Sweden, which has made constitutional changes to pass tougher anti-terrorism laws, has expressed hope that it can join before July’s NATO summit in Vilnius, Lithuania.

“Sweden faces greater hurdles in its bid,” Hamish Kinnear, Middle East and North Africa analyst at risk intelligence firm Verisk Maplecroft, wrote in emailed comments.

“Turkey is unlikely to approve joining the alliance before the May elections. The Quran burning incident has sparked popular anger in Turkey and President Tayyip Recep Erdogan will not want to risk angering his conservative base ahead of the election,” Kinnear said.

Finland’s membership, which has a 1,340-kilometre (832-mile) border with Russia, has geographic and political significance for NATO, said Mai’a Cross, a political science professor at Northeastern University.

“Finland is in a very important strategic location and this kind of shift from neutrality to responding to Russian aggression reinforces NATO’s demonstration of political will,” she said.

Cross added that the delay gave Finland a better chance to prepare.

“Finland is already taking part in meetings with NATO. It is already reorganizing its armed forces,” she said. “So when he officially enters NATO, he can actually start.”

Joanna Swanson

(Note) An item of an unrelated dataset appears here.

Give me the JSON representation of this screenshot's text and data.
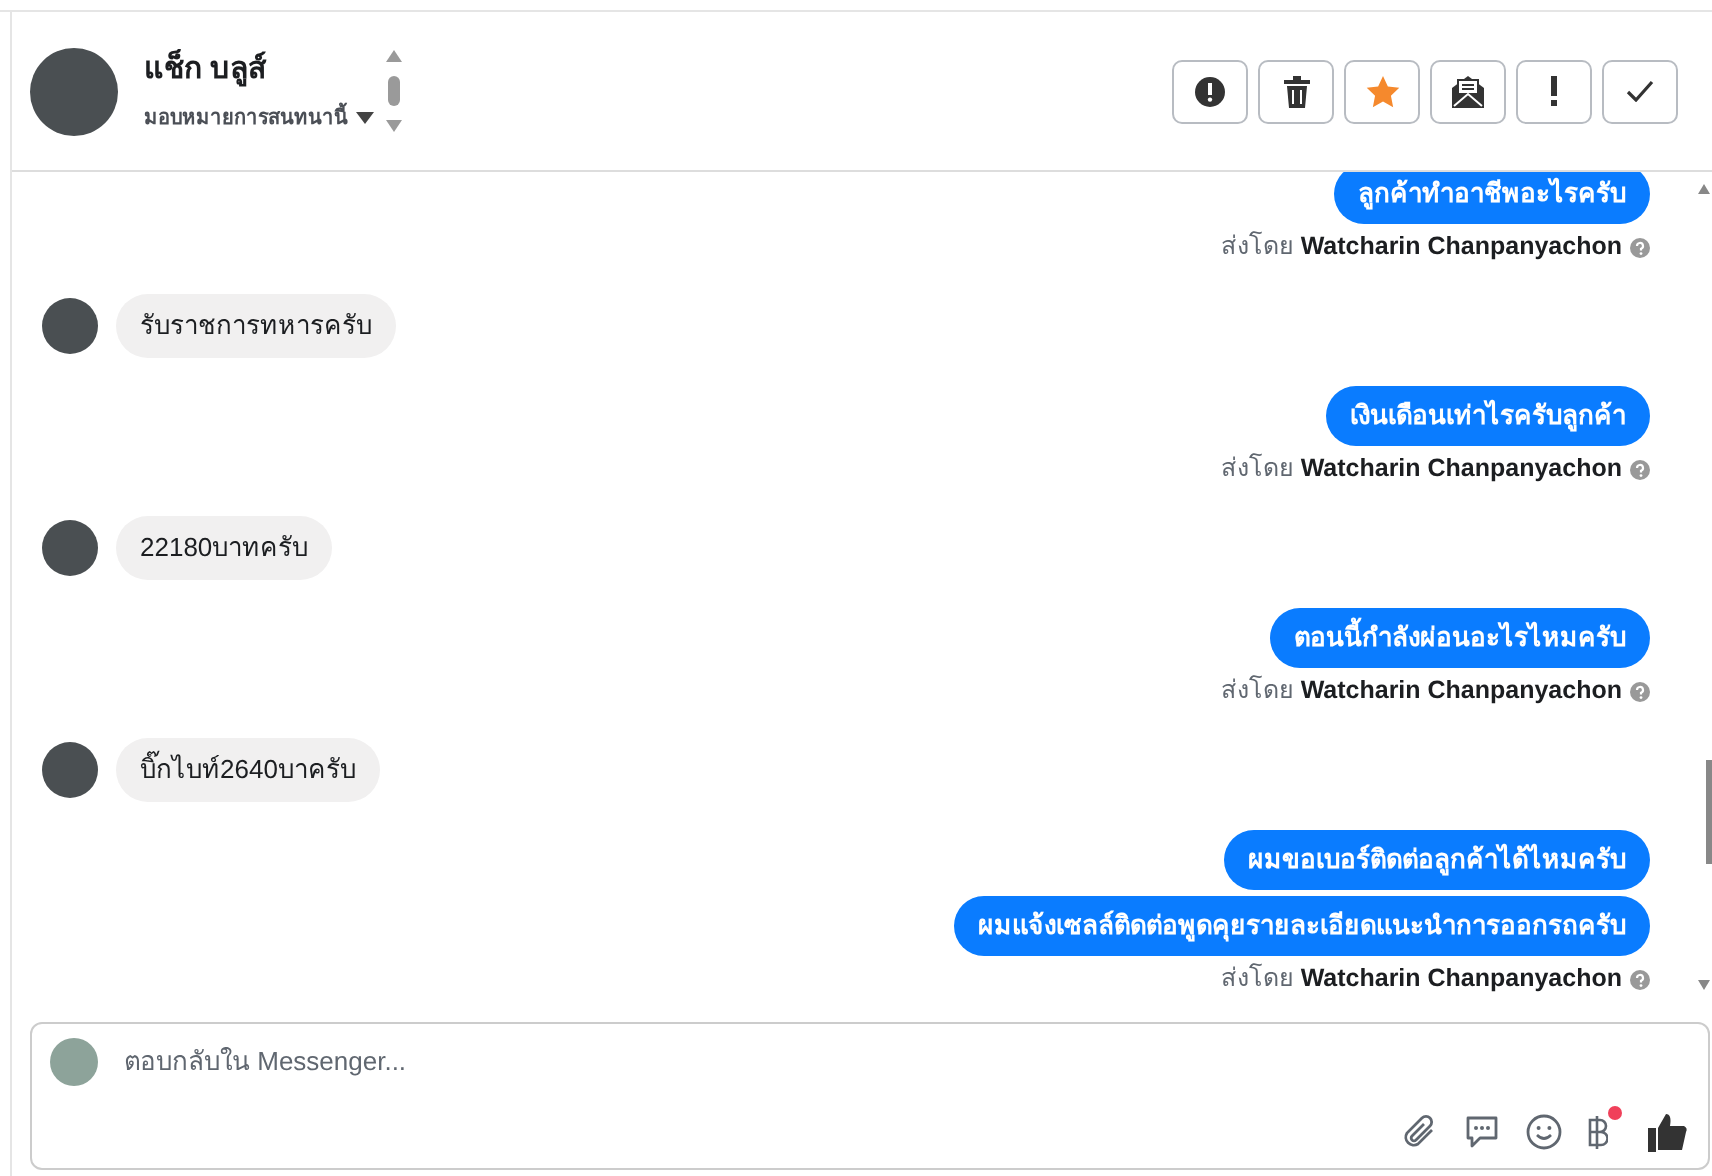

Joanna Swanson is Europe correspondent at the Thomson Reuters Foundation based in Brussels covering politics, culture, business, climate change, society, economies and inclusive tech. With specific focus in breaking news, she has covered some of the world's most significant stories.